> _Exercise description_
List, from the lines below, each one with "JSON" in it.

■ ■ ■ ■ ■

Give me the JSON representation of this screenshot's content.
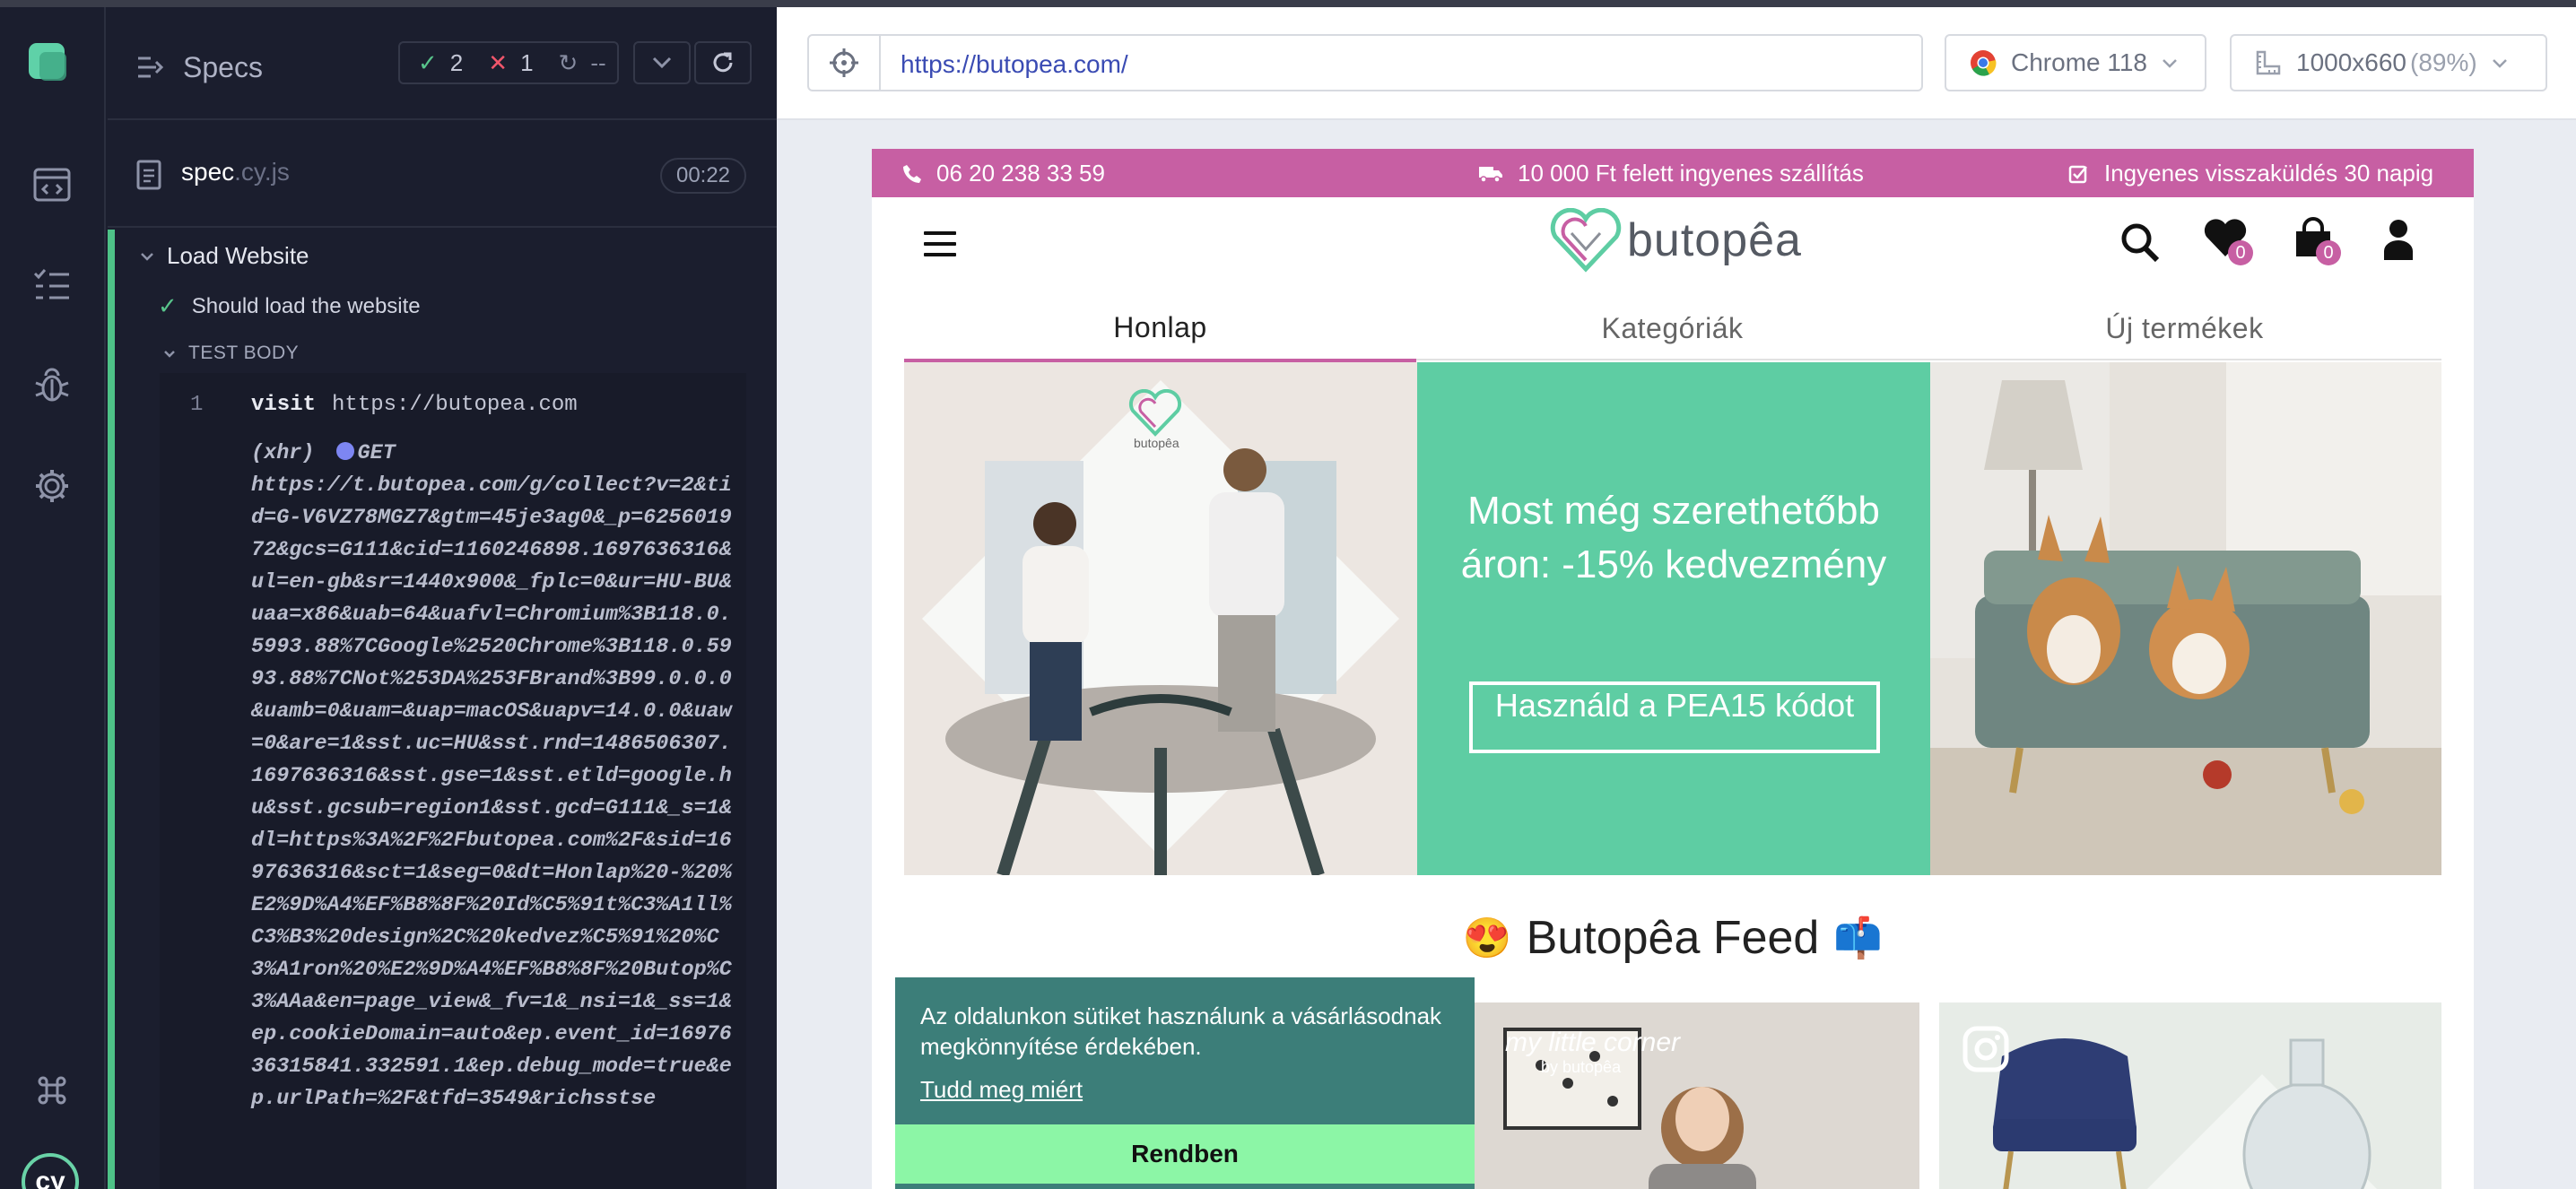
{
  "runner": {
    "specs_title": "Specs",
    "stats": {
      "passed": "2",
      "failed": "1",
      "pending": "--"
    },
    "file": {
      "name": "spec",
      "ext": ".cy.js",
      "duration": "00:22"
    },
    "suite_title": "Load Website",
    "test_title": "Should load the website",
    "test_body_label": "TEST BODY",
    "command": {
      "line": "1",
      "name": "visit",
      "arg": "https://butopea.com"
    },
    "xhr": {
      "type": "(xhr)",
      "method": "GET",
      "url": "https://t.butopea.com/g/collect?v=2&tid=G-V6VZ78MGZ7&gtm=45je3ag0&_p=625601972&gcs=G111&cid=1160246898.1697636316&ul=en-gb&sr=1440x900&_fplc=0&ur=HU-BU&uaa=x86&uab=64&uafvl=Chromium%3B118.0.5993.88%7CGoogle%2520Chrome%3B118.0.5993.88%7CNot%253DA%253FBrand%3B99.0.0.0&uamb=0&uam=&uap=macOS&uapv=14.0.0&uaw=0&are=1&sst.uc=HU&sst.rnd=1486506307.1697636316&sst.gse=1&sst.etld=google.hu&sst.gcsub=region1&sst.gcd=G111&_s=1&dl=https%3A%2F%2Fbutopea.com%2F&sid=1697636316&sct=1&seg=0&dt=Honlap%20-%20%E2%9D%A4%EF%B8%8F%20Id%C5%91t%C3%A1ll%C3%B3%20design%2C%20kedvez%C5%91%20%C3%A1ron%20%E2%9D%A4%EF%B8%8F%20Butop%C3%AAa&en=page_view&_fv=1&_nsi=1&_ss=1&ep.cookieDomain=auto&ep.event_id=1697636315841.332591.1&ep.debug_mode=true&ep.urlPath=%2F&tfd=3549&richsstse"
    }
  },
  "browser": {
    "url": "https://butopea.com/",
    "browser_name": "Chrome 118",
    "viewport": "1000x660",
    "scale": "(89%)"
  },
  "site": {
    "promo": {
      "phone": "06 20 238 33 59",
      "shipping": "10 000 Ft felett ingyenes szállítás",
      "returns": "Ingyenes visszaküldés 30 napig"
    },
    "brand": "butopêa",
    "wishlist_count": "0",
    "cart_count": "0",
    "tabs": [
      "Honlap",
      "Kategóriák",
      "Új termékek"
    ],
    "active_tab": "Honlap",
    "hero": {
      "title": "Most még szerethetőbb áron: -15% kedvezmény",
      "button": "Használd a PEA15 kódot",
      "logo_text": "butopêa"
    },
    "feed_title": "Butopêa Feed",
    "feed_card_text": "my little corner",
    "feed_card_sub": "by butopêa",
    "cookie": {
      "text": "Az oldalunkon sütiket használunk a vásárlásodnak megkönnyítése érdekében.",
      "link": "Tudd meg miért",
      "button": "Rendben"
    }
  },
  "colors": {
    "accent_pink": "#c75fa3",
    "hero_green": "#5ecda3",
    "runner_bg": "#1b1e2e",
    "pass_green": "#58c48b",
    "fail_red": "#f0566b"
  }
}
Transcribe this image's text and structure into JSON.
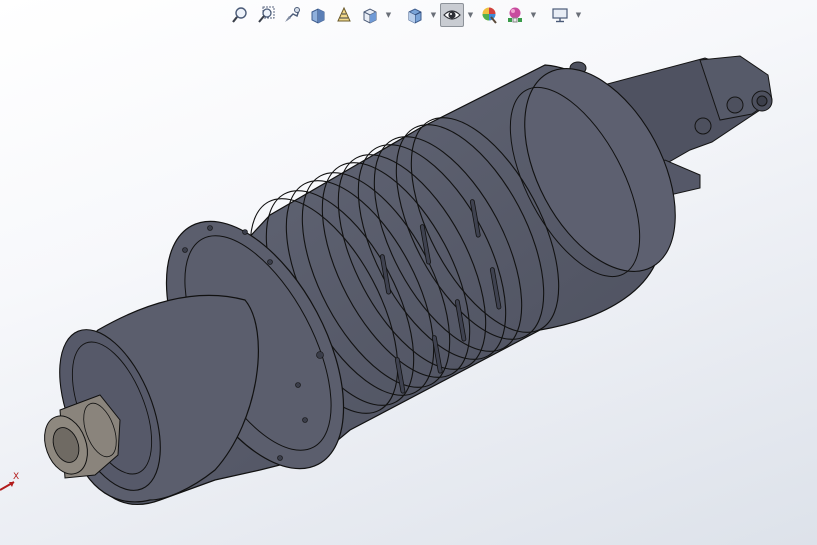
{
  "app": "3D CAD viewer",
  "toolbar": {
    "items": [
      {
        "icon": "zoom-to-fit-icon",
        "dropdown": false
      },
      {
        "icon": "zoom-to-area-icon",
        "dropdown": false
      },
      {
        "icon": "previous-view-icon",
        "dropdown": false
      },
      {
        "icon": "section-view-icon",
        "dropdown": false
      },
      {
        "icon": "dynamic-annotation-icon",
        "dropdown": false
      },
      {
        "icon": "view-orientation-icon",
        "dropdown": true
      },
      {
        "icon": "display-style-icon",
        "dropdown": true
      },
      {
        "icon": "hide-show-items-icon",
        "dropdown": true,
        "active": true
      },
      {
        "icon": "edit-appearance-icon",
        "dropdown": false
      },
      {
        "icon": "apply-scene-icon",
        "dropdown": true
      },
      {
        "icon": "view-settings-icon",
        "dropdown": true
      }
    ]
  },
  "triad": {
    "x_label": "X",
    "x_color": "#b21b1b"
  },
  "model": {
    "body_color": "#5b5e6d",
    "shade_color": "#474a58",
    "nose_color": "#8a847c"
  }
}
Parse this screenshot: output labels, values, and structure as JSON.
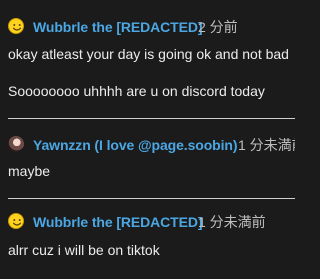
{
  "comments": [
    {
      "author": "Wubbrle the [REDACTED]",
      "avatar_icon": "yellow-smiley-icon",
      "time": "2 分前",
      "lines": [
        "okay atleast your day is going ok and not bad",
        "Soooooooo uhhhh are u on discord today"
      ]
    },
    {
      "author": "Yawnzzn (I love @page.soobin)",
      "avatar_icon": "profile-photo-avatar",
      "time": "1 分未満前",
      "lines": [
        "maybe"
      ]
    },
    {
      "author": "Wubbrle the [REDACTED]",
      "avatar_icon": "yellow-smiley-icon",
      "time": "1 分未満前",
      "lines": [
        "alrr cuz i will be on tiktok"
      ]
    }
  ],
  "colors": {
    "background": "#1b1b1b",
    "username": "#4ba7e3",
    "timestamp": "#bdbdbd",
    "text": "#ececec",
    "divider": "#cfcfcf"
  }
}
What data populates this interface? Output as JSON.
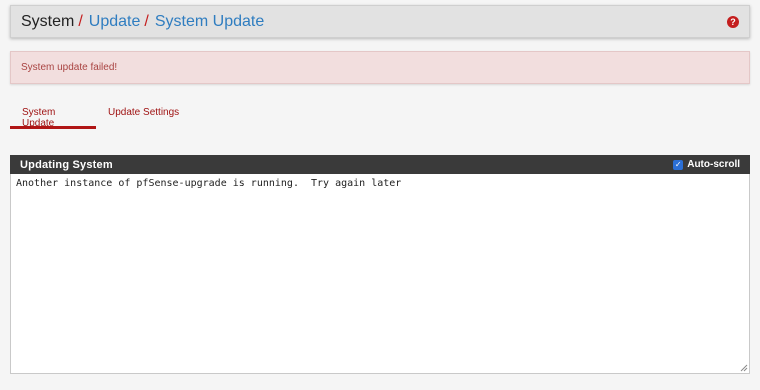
{
  "breadcrumb": {
    "items": [
      "System",
      "Update",
      "System Update"
    ],
    "separator": "/"
  },
  "help_icon": {
    "icon": "help-icon",
    "glyph": "?"
  },
  "alert": {
    "text": "System update failed!"
  },
  "tabs": [
    {
      "label": "System Update",
      "active": true
    },
    {
      "label": "Update Settings",
      "active": false
    }
  ],
  "panel": {
    "title": "Updating System",
    "autoscroll_label": "Auto-scroll",
    "autoscroll_checked": true,
    "output": "Another instance of pfSense-upgrade is running.  Try again later"
  },
  "colors": {
    "accent": "#b01515",
    "link": "#2f7dc0",
    "alert_bg": "#f2dede",
    "panel_head": "#3a3a3a"
  }
}
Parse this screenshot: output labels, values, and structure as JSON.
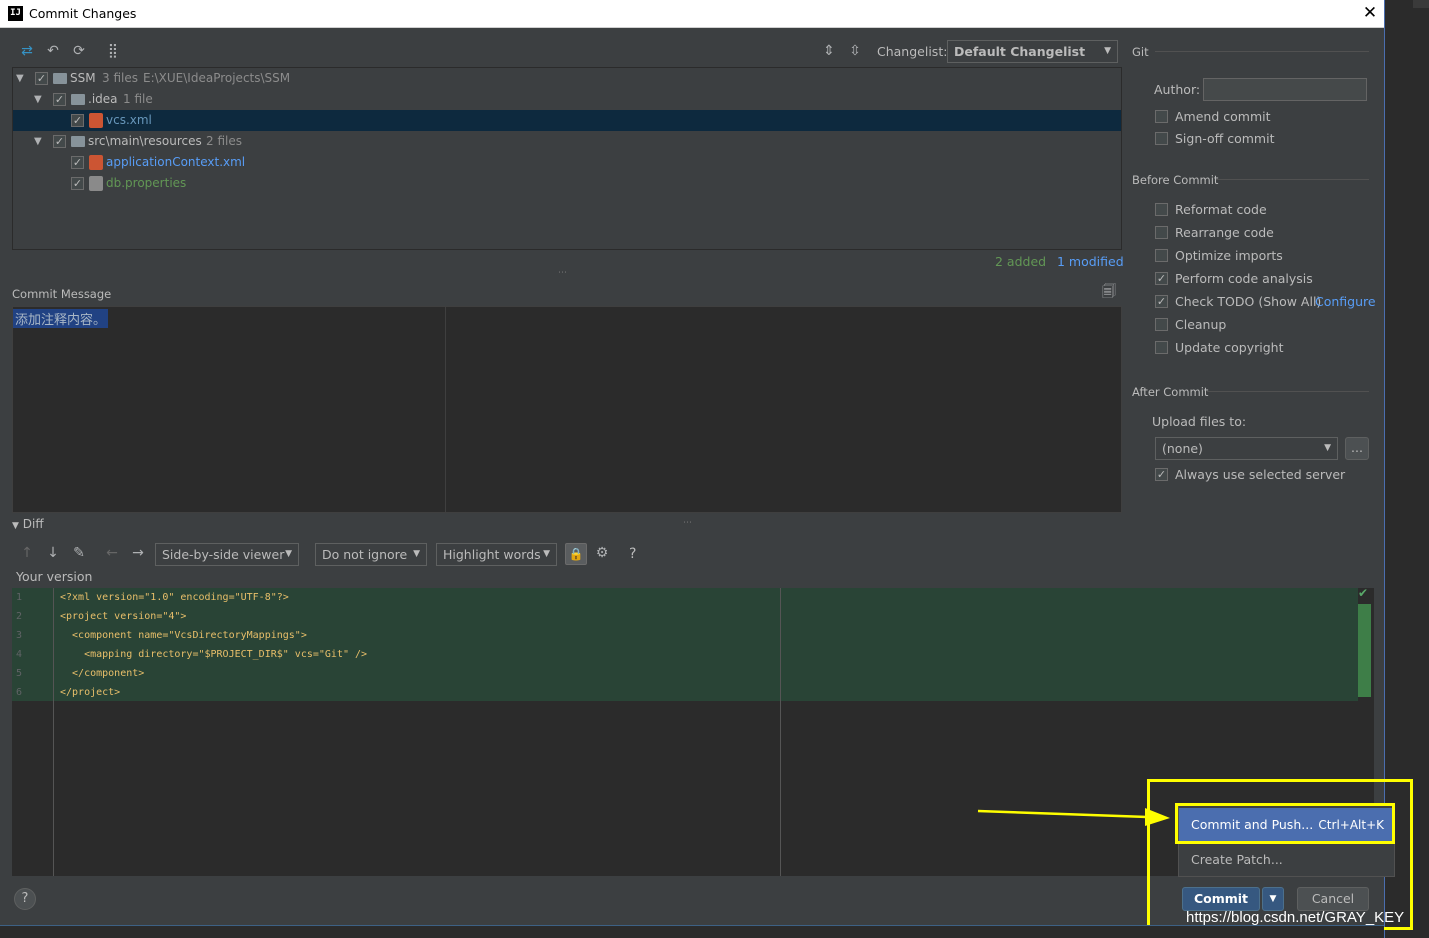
{
  "window": {
    "logo": "IJ",
    "title": "Commit Changes",
    "close": "✕"
  },
  "toolbar": {
    "changelist_label": "Changelist:",
    "changelist_value": "Default Changelist"
  },
  "tree": {
    "root": {
      "name": "SSM",
      "count": "3 files",
      "path": "E:\\XUE\\IdeaProjects\\SSM"
    },
    "idea_folder": {
      "name": ".idea",
      "count": "1 file"
    },
    "vcs_file": "vcs.xml",
    "resources_folder": {
      "name": "src\\main\\resources",
      "count": "2 files"
    },
    "app_ctx_file": "applicationContext.xml",
    "db_file": "db.properties"
  },
  "summary": {
    "added": "2 added",
    "modified": "1 modified"
  },
  "commit_message": {
    "label": "Commit Message",
    "text": "添加注释内容。"
  },
  "diff": {
    "label": "Diff",
    "viewer": "Side-by-side viewer",
    "ignore": "Do not ignore",
    "highlight": "Highlight words",
    "help": "?",
    "your_version": "Your version",
    "lines": [
      {
        "n": "1",
        "text": "<?xml version=\"1.0\" encoding=\"UTF-8\"?>"
      },
      {
        "n": "2",
        "text": "<project version=\"4\">"
      },
      {
        "n": "3",
        "text": "  <component name=\"VcsDirectoryMappings\">"
      },
      {
        "n": "4",
        "text": "    <mapping directory=\"$PROJECT_DIR$\" vcs=\"Git\" />"
      },
      {
        "n": "5",
        "text": "  </component>"
      },
      {
        "n": "6",
        "text": "</project>"
      }
    ]
  },
  "git": {
    "section": "Git",
    "author_label": "Author:",
    "amend": "Amend commit",
    "signoff": "Sign-off commit"
  },
  "before_commit": {
    "section": "Before Commit",
    "options": [
      {
        "label": "Reformat code",
        "checked": false
      },
      {
        "label": "Rearrange code",
        "checked": false
      },
      {
        "label": "Optimize imports",
        "checked": false
      },
      {
        "label": "Perform code analysis",
        "checked": true
      },
      {
        "label": "Check TODO (Show All)",
        "checked": true
      },
      {
        "label": "Cleanup",
        "checked": false
      },
      {
        "label": "Update copyright",
        "checked": false
      }
    ],
    "configure_link": "Configure"
  },
  "after_commit": {
    "section": "After Commit",
    "upload_label": "Upload files to:",
    "server_value": "(none)",
    "browse": "...",
    "always_use": "Always use selected server"
  },
  "popup": {
    "commit_push": "Commit and Push...",
    "commit_push_shortcut": "Ctrl+Alt+K",
    "create_patch": "Create Patch..."
  },
  "buttons": {
    "commit": "Commit",
    "cancel": "Cancel",
    "help": "?"
  },
  "watermark": "https://blog.csdn.net/GRAY_KEY",
  "colors": {
    "highlight_yellow": "#ffff00",
    "accent_blue": "#4b6eaf",
    "added_green": "#629755",
    "modified_blue": "#6897bb"
  }
}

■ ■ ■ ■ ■

> _Reply to the exercise_
Give me the JSON representation of this screenshot's content.
Transcribe this image's text and structure into JSON.
Parse this screenshot: output labels, values, and structure as JSON.
What data populates this interface? Output as JSON.
Parse this screenshot: output labels, values, and structure as JSON.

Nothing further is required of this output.